Life often gets out of control. We live in busy times and as much as we try to take a step back and live in the moment often that’s just not possible. Before we know it a week has passed. A month. Maybe even a year or two.
People tell us to stop and smell the roses but instead all we see is the work that has to be done to make those roses grow. The digging and planting. The weeding and watering. Everywhere we turn we run into duties and responsibilities, tasks and chores. All those things that need to get done to make our world turn.
Is that the life we envisioned when people used to ask us what we wanted to be when we grew up? Weren’t we going to be ballerinas, astronauts and magicians? But that’s life. It has a tendency to do the unplanned. It does it without regard or consideration for our feelings or objections. It throws us in at the deep end with no life ring in sight and says swim.
Maybe we just need to embrace the unpredictability with open arms rather than constantly fight it. And more importantly, we need to see those roses for what they really are. A chance to breathe. An opportunity to live life at its fullest. A real blessing. Because after all, there are only so many roses left for each one of us.
Sandra, you are terribly missed. And I know you are with Grandma, cousin Billy, your Mother, your Father, and your Uncle Marty now. For this I rest my mind and find peace. I love you, Sandra!
My earlier January blog posts I have written about many winter time musings, though I forgot to mention Scrabble, and its return with vigor at work and at home. You may have to refer to my summertime “Scrabble Words” blog post on July 18 to understand the history and humor behind my Scrabble games. With the frigid cold air and wind, I have to stay indoors. Cold-induced angiodema is not anything to mess with. So happy my husband along with my dog and cat do not mind my indoor exercise routine in the mornings, because I miss my walks on campus this winter. Scrabble replaces the walks during breaks and lunch time. Words appearing on the Scrabble board this week include “vast”,”port”,”pew”,”vow”,”foggy”,”hoard”,”wrecker”,and “tomb”. There is some inner meaning in the choice of words a person uses, I truly believe this. As you see my words range from the openness of “vast” and “port” and closing words of “wrecker” and “tomb”. Clearly, I am having a multitude of feelings, consciously or subconciously. Dean and I’s lives are at a fork in the road, with many roads to choose from. Each experience leads to another. More details will come out later, but I am praying for guidance for Dean and I. Will you please pray the same? Ultimately, I want to look at the whole of my life and see it spells “love” at each port.

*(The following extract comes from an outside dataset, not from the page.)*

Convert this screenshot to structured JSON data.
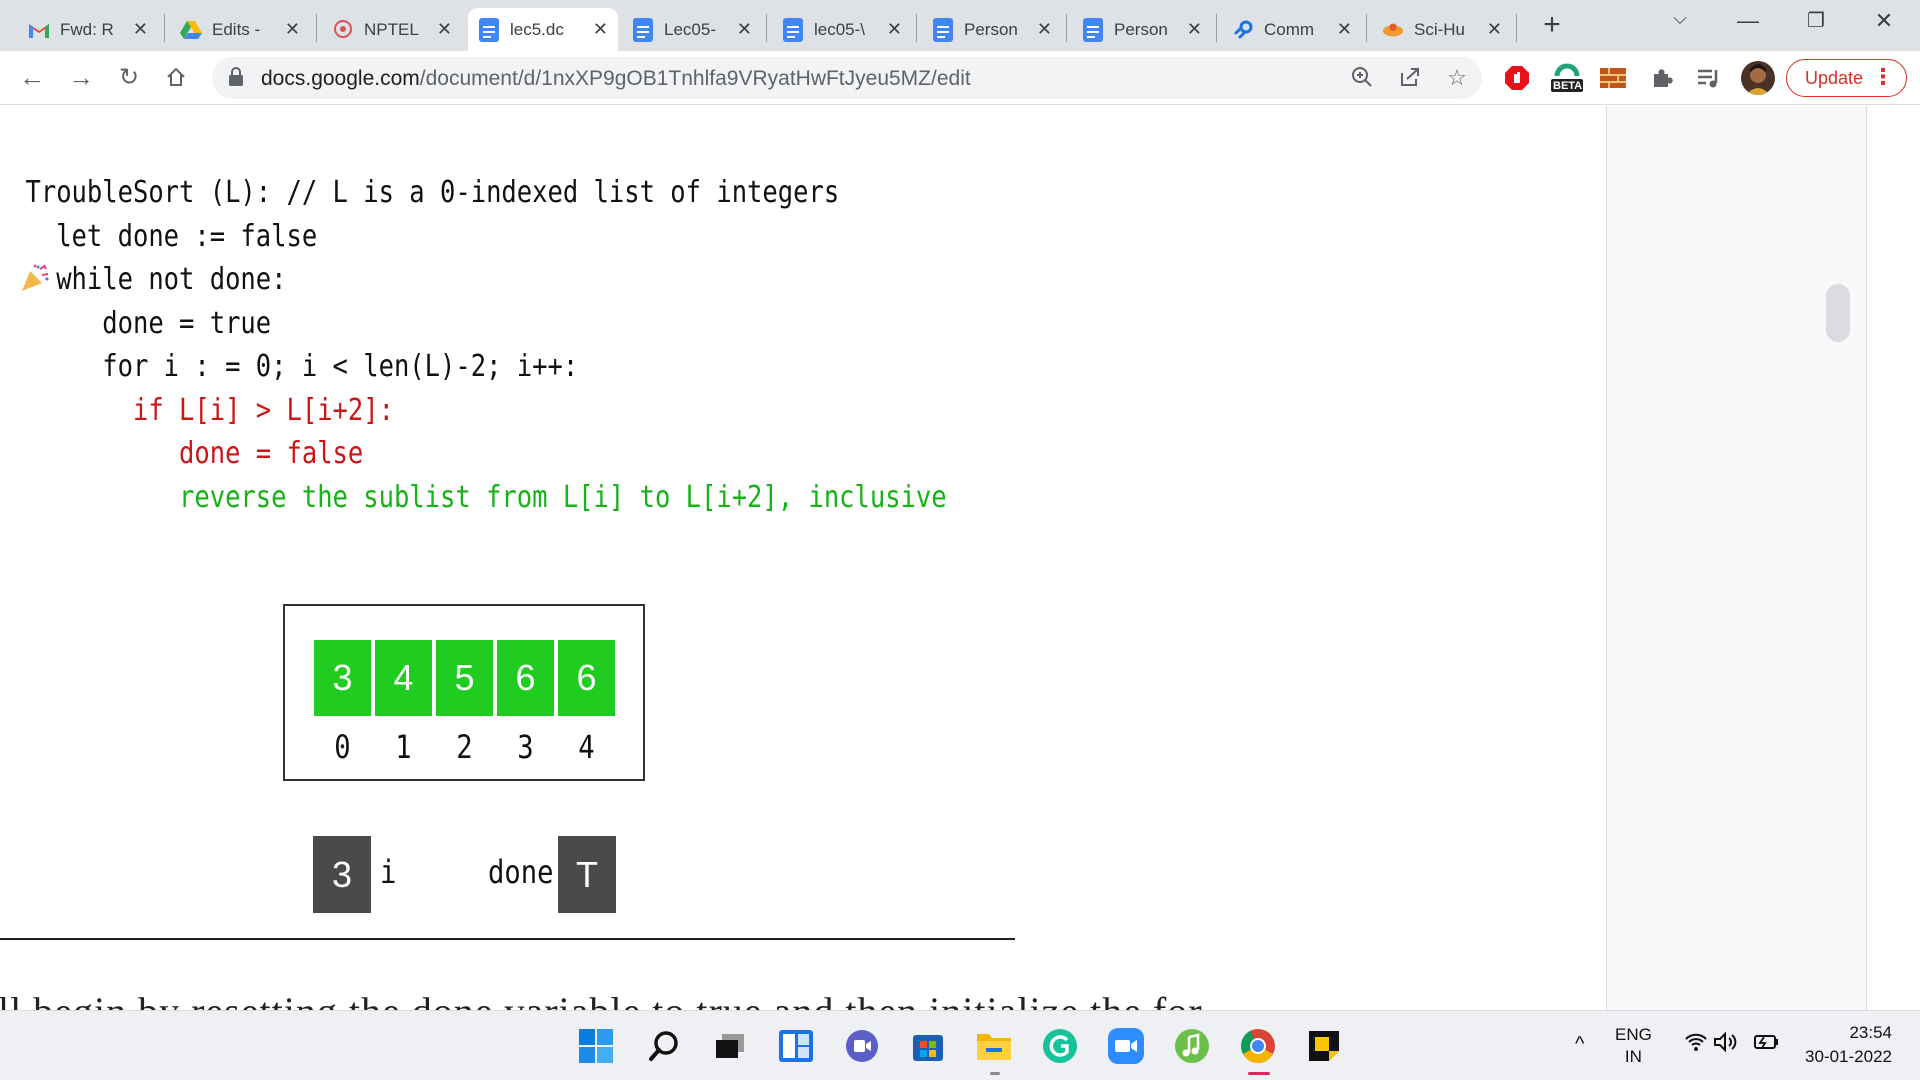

The winter time blues will not beat me. I live and dream of my garden with tonight’s menu: Crunchy Kale Chips, Baked Sweet Potato, Crushed Peppercorn Medley-Crusted Beef, and a glass of Mencia Roble, a red wine made from the Mencia grape grown in Spain. A home-cooked dinner this blustery night. The kale recipe can be found on my What A Dish Recipe page. Kale is a vegetable I never tried until working with EarthDance Farms as an apprentice in 2011. Nothing beats the bursting flavors of organic kale, except maybe arugula. The power-packed veggies I ate this evening were grown by someone else, though organically. My readings this week include a blog written by a Kentucky woman who gardens year-round. Much of her garden survived the subzero temperatures earlier this month. She used a plastic liner and low tunnel fabric to protect her plants. Several varieties of kale, arugula, and mustard greens beautifully survived the arctic air. I am growing three heirloom tomato plants in my semi-heated garage this winter. They are still producing delicious fruit. This week’s Purple Cherokee tomato will be sliced for tomorrow’s lunch accommodating my beef patty sandwich. This is not quite like the gardener in Kentucky, though a start. Locally grown greens … I am so inspired to expand my growing season here in St. Charles County, Missouri. So what are you growing this winter? How do you beat the winter? Please share your story.